        However, the 3G phone is definitely superior to the 2G model in terms of speed. It now operates at a reasonable speed (not what I would call snappy fast, but a speed that doesn't leave me feeling like I'm wasting time staring at a phone--which the 2G model did).
    • wow

      I'm amazed that you don't find what you had to do a hassle. As I couldn't care less about the iPhone, I am astounded just how this toy is treated like a rare commodity; ironic since it isn't rare at all; it's sold in the millions.
    • RE: Is This the new Apple?

      I agree about this podcaster/reporter/whatnot - I am a
      HUGE Apple fan-boi, and I did wait in line for 6 hours to
      get my 3G iPhone. I had no problems?you know why?
      Because I checked and checked again with the AT&T store I
      was planning on going to on launch day.

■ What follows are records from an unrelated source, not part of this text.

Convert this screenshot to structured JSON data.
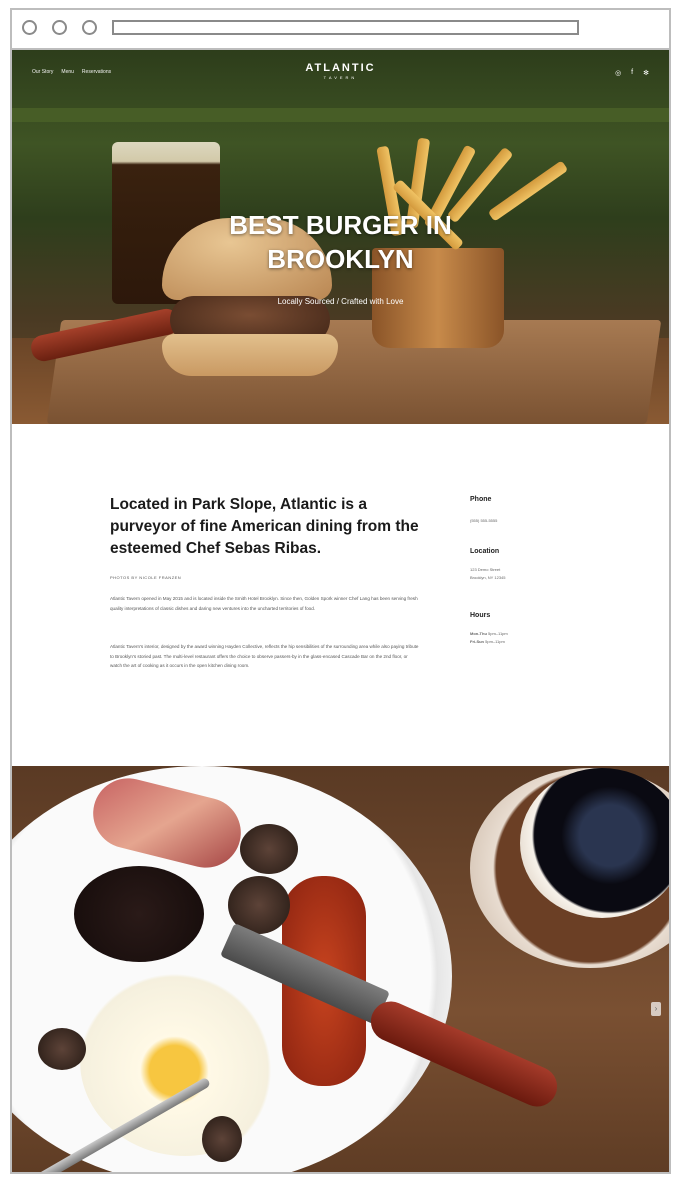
{
  "nav": {
    "links": [
      "Our Story",
      "Menu",
      "Reservations"
    ],
    "brand": "ATLANTIC",
    "brand_sub": "TAVERN",
    "social_icons": [
      "instagram-icon",
      "facebook-icon",
      "yelp-icon"
    ]
  },
  "hero": {
    "headline_line1": "BEST BURGER IN",
    "headline_line2": "BROOKLYN",
    "subline": "Locally Sourced / Crafted with Love"
  },
  "about": {
    "intro": "Located in Park Slope, Atlantic is a purveyor of fine American dining from the esteemed Chef Sebas Ribas.",
    "photo_credit": "PHOTOS BY NICOLE FRANZEN",
    "paragraph1": "Atlantic Tavern opened in May 2015 and is located inside the Smith Hotel Brooklyn. Since then, Golden Spork winner Chef Lang has been serving fresh quality interpretations of classic dishes and daring new ventures into the uncharted territories of food.",
    "paragraph2": "Atlantic Tavern's interior, designed by the award winning Hayden Collective, reflects the hip sensibilities of the surrounding area while also paying tribute to Brooklyn's storied past. The multi-level restaurant offers the choice to observe passers-by in the glass-encased Cascade Bar on the 2nd floor, or watch the art of cooking as it occurs in the open kitchen dining room."
  },
  "info": {
    "phone_label": "Phone",
    "phone_value": "(555) 555-5555",
    "location_label": "Location",
    "address_line1": "123 Demo Street",
    "address_line2": "Brooklyn, NY 12345",
    "hours_label": "Hours",
    "hours_line1_day": "Mon-Thu",
    "hours_line1_time": "5pm–11pm",
    "hours_line2_day": "Fri-Sun",
    "hours_line2_time": "5pm–11pm"
  },
  "colors": {
    "chrome_border": "#bdbdbd",
    "text_dark": "#1b1b1b",
    "text_muted": "#555555"
  }
}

I have waited a
      long year to get my first iPhone, and I wasn't about to let
      some kink in the system rain on my parade.

      I was second in line, walked in, paid, signed the contract
      and went home with my iPhone. No problems. (Already on
      with AT&T btw, lucky me.)

      If people paid any attention to the Apple web site, Apple
      e-mails that were sent out and AT&T notices, they would
      have noticed that they BOTH explicitly said, "Go to AT&T
      before launch day and check in to be sure you are eligible
      to get the iPhone 3G."

      But - you can't count on everybody reading e-mails and
      notices I guess. If you REALLY wanted one, you would have
      known what to do, fan-boi.
      Christian Messer
      • I didn't know

        That buying a phone was supposed to be such a difficult process that I had to "do my homework" by making sure I am "eligible."

        It must be a planet-shattering privilege to own one of those jewels.